“[We] got about halfway across the lake, and then, bam, everything all happened so fast,” Parker told CNN. “We were literally under water a couple times.”
“We got toward the lake ramp, but our propeller quit working. So, we had to wait 15 to 20 minutes for a backup bus, which set us back and that (other) boat, because we were in front of them, and they had to wait for us,” she explained.
When her boat reached shore, Parker scrambled out onto the ramp and searched the water for the second duck boat.
“I turned around and watched the other boat nose-dive, and my heart dropped,” she told CNN.
Suzanne Smagala, spokesperson for Ripley Entertainment, which owns Ride the Ducks in Branson, said in 2018 statement that the fatal incident was the only accident in the history of the business – a period that spanned over four decades, WTOP reported.
“We are deeply saddened by the tragic accident that occurred at Ride The Ducks Branson. This incident has deeply affected all of us. Words cannot convey how profoundly our hearts are breaking,” a statement on the company’s website read shortly after the incident. “We will continue to do all we can to assist the families who were involved.”

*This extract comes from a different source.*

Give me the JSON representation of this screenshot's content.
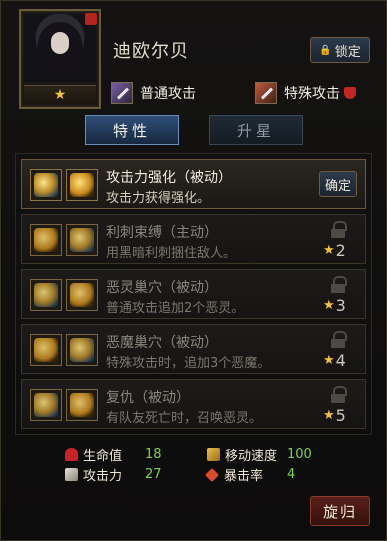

“The safety of our guests and employees is our number one priority. Ride the Ducks will be closed for business while we support the investigation, and to allow time to grieve for the families and the community,” the statement continued. “Thank you for your support, and we ask that your thoughts and prayers be with the families during this time.”
The duck boats have not returned to the lake since the tragedy, the Associated Press reported.
University of Georgia professor and past president of the American Meteorological Society Marshall Shepherd disputed the narrative that the relentless storm emerged “out of nowhere,” as some witnesses had described, according to a Forbes editorial.
“This is not 1901. We have satellites, advanced radars, good weather models, all short-term weather information showed that storms approaching well before the boat was on the water,” Marshall noted. “In fact, Doppler radar was tracking these storms as they approached Branson…It is pretty clear that strong storms were approaching the area.”